The scientific community is in danger of overstepping (or may have already breached) its ethical responsibilities in a rush to study and understand the mysteries of the brain via experimentation with artificially grown substitutes, researchers warn.
But while these lab-grown analogues grown from stem cells aren't technically considered human or animal organs, they're becoming functionally close enough to warrant serious ethical concerns – if not an outright ban on their use, according to some neuroscientists.
In a presentation this week at the world's largest gathering of neuroscientists, a team led by researchers from the Green Neuroscience Laboratory in San Diego made the case for why there is an "urgent need" for scientists to develop a framework of criteria that stipulates what 'sentience' is, so that future research using mini-brains and stem cell cultures can be bound by a developed set of ethical rules.

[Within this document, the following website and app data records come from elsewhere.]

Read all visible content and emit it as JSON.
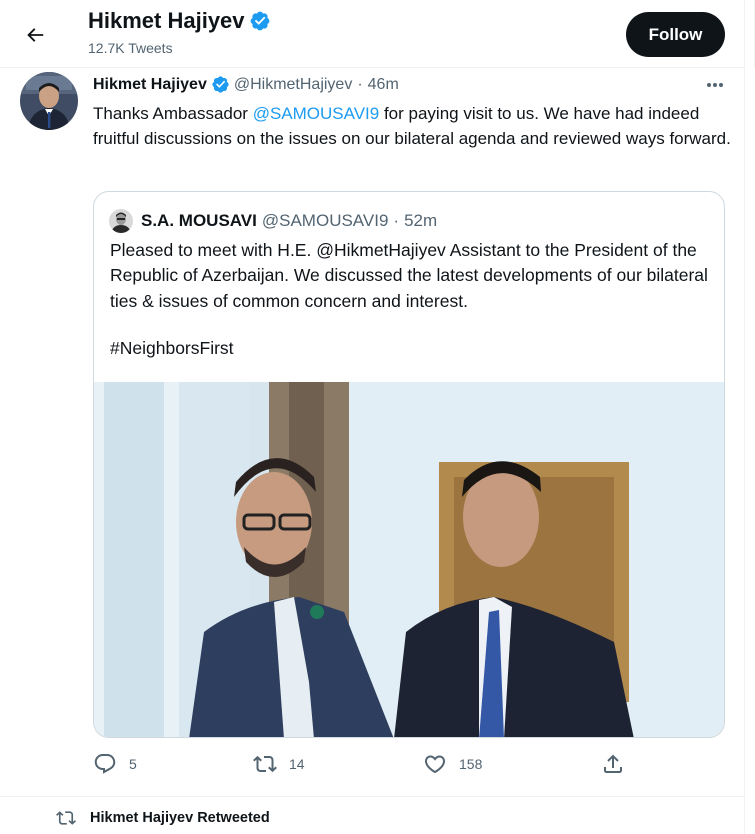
{
  "header": {
    "title": "Hikmet Hajiyev",
    "tweet_count": "12.7K Tweets",
    "follow_label": "Follow"
  },
  "tweet": {
    "author_name": "Hikmet Hajiyev",
    "handle": "@HikmetHajiyev",
    "separator": "·",
    "time": "46m",
    "text_before": "Thanks Ambassador ",
    "mention": "@SAMOUSAVI9",
    "text_after": " for paying visit to us. We have had indeed fruitful discussions on the issues on our bilateral agenda and reviewed ways forward."
  },
  "quoted": {
    "author_name": "S.A. MOUSAVI",
    "handle": "@SAMOUSAVI9",
    "separator": "·",
    "time": "52m",
    "text": "Pleased to meet with H.E. @HikmetHajiyev Assistant to the President of the Republic of Azerbaijan. We discussed the latest developments of our bilateral ties & issues of common concern and interest.",
    "hashtag": "#NeighborsFirst"
  },
  "actions": {
    "replies": "5",
    "retweets": "14",
    "likes": "158"
  },
  "retweet_notice": "Hikmet Hajiyev Retweeted",
  "icons": [
    "back-arrow-icon",
    "verified-badge-icon",
    "more-icon",
    "reply-icon",
    "retweet-icon",
    "like-icon",
    "share-icon"
  ],
  "colors": {
    "accent": "#1d9bf0",
    "follow_bg": "#0f1419",
    "muted": "#536471",
    "border": "#cfd9de"
  }
}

"The compositional and causal features in these cultures are – by design – often very similar to naturally occurring neural substrates," the team explains in their abstract.
"Recent developments in organoid research also entail that the anatomical substrates are now approaching local network organisation and larger structures found in sentient animals."
There's a lot of evidence to support this. In recent years, scientists have promoted mini-brains as an economical and practical alternative to animal testing, and advancements in nurturing stem cells are helping scientists figure out how to mimic the complex neural subtypes of human brain tissue.
Mini-brains grown in dishes have enabled researchers to probe the differences between humans and chimpanzees, and the rapid pace with which the field is evolving is almost scary.
In March, scientists grew a mini-brain – said to be roughly analogous in complexity to a human foetal brain at 12 to 13 weeks – and, in the context of their model experiment, it spontaneously connected itself to a nearby spinal cord and muscle tissue.
A few months later, in a separate experiment, researchers detected electrical activity exhibited by organoids that looked startlingly similar to human brain waves.
While the scientific teams behind these incredible accomplishments are usually quick to observe that the organoids we're capable of developing today are far removed from showing the neural sophistication of human and animal brains, Ohayon and his team's computational models suggest we're getting awfully close to growing sentient brains in a dish.
"Current organoid research is perilously close to crossing this ethical Rubicon and may have already done so," the researchers explain.
"Despite the field's perception that the complexity and diversity of cellular elements in vivo remains unmatched by today's organoids, current cultures are already isomorphic to sentient brain structure and activity in critical domains and so may be capable of supporting sentient activity and behaviour."
The Green Neuroscience Laboratory is run by Elan Ohayon and Ann Lam, two neuroscientists who have outlined a "Roadmap to a New Neuroscience": a set of core ethical principles for their research, designed to exclude "toxic methodologies", animal experimentation, and methods that otherwise infringe an individual's rights, privacy, and autonomy.
From their viewpoint, the state of sophistication in current mini-brain research means we should be affording the same kinds of protections to primitive organoids that might be just complex enough to have thoughts and sensations.
"If there's even a possibility of the organoid being sentient, we could be crossing that line," Ohayon told The Guardian.
"We don't want people doing research where there is potential for something to suffer."
The Green team aren't the only scientists with such qualms. In a study published this month, neuroscientists from the University of Pennsylvania argued why the field needs guidelines that don't currently exist – especially in the context of experiments where lab-grown organoids are transplanted into animal host bodies.
"The field is developing quickly, and as we continue down this path, researchers need to contribute to the creation of ethical guidelines grounded in scientific principles that define how to approach their use before and after transplantation in animals," says neurosurgeon Isaac Chen.
"While today's brain organoids and brain organoid hosts do not come close to reaching any level of self-awareness, there is wisdom in understanding the relevant ethical considerations in order to avoid potential pitfalls that may arise as this technology advances."
The research was presented at Neuroscience 2019, the annual meeting of the Society for Neuroscience, held in Chicago this week.